[INFORMATION SUPPLIED Boundary: Start]

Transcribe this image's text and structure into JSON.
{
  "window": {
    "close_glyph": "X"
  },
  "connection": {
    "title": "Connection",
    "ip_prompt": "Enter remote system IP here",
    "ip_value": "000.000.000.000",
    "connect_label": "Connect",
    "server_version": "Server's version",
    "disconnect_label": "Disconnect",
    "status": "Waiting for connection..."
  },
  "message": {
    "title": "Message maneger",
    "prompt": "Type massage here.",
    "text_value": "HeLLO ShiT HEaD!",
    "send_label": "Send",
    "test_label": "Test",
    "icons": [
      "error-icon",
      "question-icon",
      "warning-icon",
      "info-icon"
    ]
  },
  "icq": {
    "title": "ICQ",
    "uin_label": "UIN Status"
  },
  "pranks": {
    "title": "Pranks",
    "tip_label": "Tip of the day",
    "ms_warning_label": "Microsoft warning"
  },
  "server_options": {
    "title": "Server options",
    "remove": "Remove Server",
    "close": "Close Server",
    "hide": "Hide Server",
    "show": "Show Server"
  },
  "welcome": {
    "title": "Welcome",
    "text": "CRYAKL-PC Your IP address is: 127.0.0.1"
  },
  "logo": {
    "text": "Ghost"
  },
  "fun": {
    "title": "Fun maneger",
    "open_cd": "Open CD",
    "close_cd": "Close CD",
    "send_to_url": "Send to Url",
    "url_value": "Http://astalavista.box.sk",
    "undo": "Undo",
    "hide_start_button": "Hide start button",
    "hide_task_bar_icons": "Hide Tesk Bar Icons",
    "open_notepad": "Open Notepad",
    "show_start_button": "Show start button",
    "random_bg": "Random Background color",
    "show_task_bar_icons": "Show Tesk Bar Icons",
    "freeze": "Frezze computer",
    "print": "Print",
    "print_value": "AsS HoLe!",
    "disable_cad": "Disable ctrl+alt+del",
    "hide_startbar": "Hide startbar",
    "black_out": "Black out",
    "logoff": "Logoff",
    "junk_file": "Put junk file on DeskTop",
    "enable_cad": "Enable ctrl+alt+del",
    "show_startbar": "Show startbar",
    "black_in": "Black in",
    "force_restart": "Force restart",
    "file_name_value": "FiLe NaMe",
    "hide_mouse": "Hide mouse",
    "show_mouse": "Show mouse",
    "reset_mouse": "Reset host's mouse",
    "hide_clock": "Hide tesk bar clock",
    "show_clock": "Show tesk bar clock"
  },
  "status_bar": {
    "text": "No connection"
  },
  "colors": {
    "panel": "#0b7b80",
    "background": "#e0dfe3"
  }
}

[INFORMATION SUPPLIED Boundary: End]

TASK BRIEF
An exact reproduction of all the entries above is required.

PROBLEM SOLUTION
Transcribe this image's text and structure into JSON.
{
  "window": {
    "close_glyph": "X"
  },
  "connection": {
    "title": "Connection",
    "ip_prompt": "Enter remote system IP here",
    "ip_value": "000.000.000.000",
    "connect_label": "Connect",
    "server_version": "Server's version",
    "disconnect_label": "Disconnect",
    "status": "Waiting for connection..."
  },
  "message": {
    "title": "Message maneger",
    "prompt": "Type massage here.",
    "text_value": "HeLLO ShiT HEaD!",
    "send_label": "Send",
    "test_label": "Test",
    "icons": [
      "error-icon",
      "question-icon",
      "warning-icon",
      "info-icon"
    ]
  },
  "icq": {
    "title": "ICQ",
    "uin_label": "UIN Status"
  },
  "pranks": {
    "title": "Pranks",
    "tip_label": "Tip of the day",
    "ms_warning_label": "Microsoft warning"
  },
  "server_options": {
    "title": "Server options",
    "remove": "Remove Server",
    "close": "Close Server",
    "hide": "Hide Server",
    "show": "Show Server"
  },
  "welcome": {
    "title": "Welcome",
    "text": "CRYAKL-PC Your IP address is: 127.0.0.1"
  },
  "logo": {
    "text": "Ghost"
  },
  "fun": {
    "title": "Fun maneger",
    "open_cd": "Open CD",
    "close_cd": "Close CD",
    "send_to_url": "Send to Url",
    "url_value": "Http://astalavista.box.sk",
    "undo": "Undo",
    "hide_start_button": "Hide start button",
    "hide_task_bar_icons": "Hide Tesk Bar Icons",
    "open_notepad": "Open Notepad",
    "show_start_button": "Show start button",
    "random_bg": "Random Background color",
    "show_task_bar_icons": "Show Tesk Bar Icons",
    "freeze": "Frezze computer",
    "print": "Print",
    "print_value": "AsS HoLe!",
    "disable_cad": "Disable ctrl+alt+del",
    "hide_startbar": "Hide startbar",
    "black_out": "Black out",
    "logoff": "Logoff",
    "junk_file": "Put junk file on DeskTop",
    "enable_cad": "Enable ctrl+alt+del",
    "show_startbar": "Show startbar",
    "black_in": "Black in",
    "force_restart": "Force restart",
    "file_name_value": "FiLe NaMe",
    "hide_mouse": "Hide mouse",
    "show_mouse": "Show mouse",
    "reset_mouse": "Reset host's mouse",
    "hide_clock": "Hide tesk bar clock",
    "show_clock": "Show tesk bar clock"
  },
  "status_bar": {
    "text": "No connection"
  },
  "colors": {
    "panel": "#0b7b80",
    "background": "#e0dfe3"
  }
}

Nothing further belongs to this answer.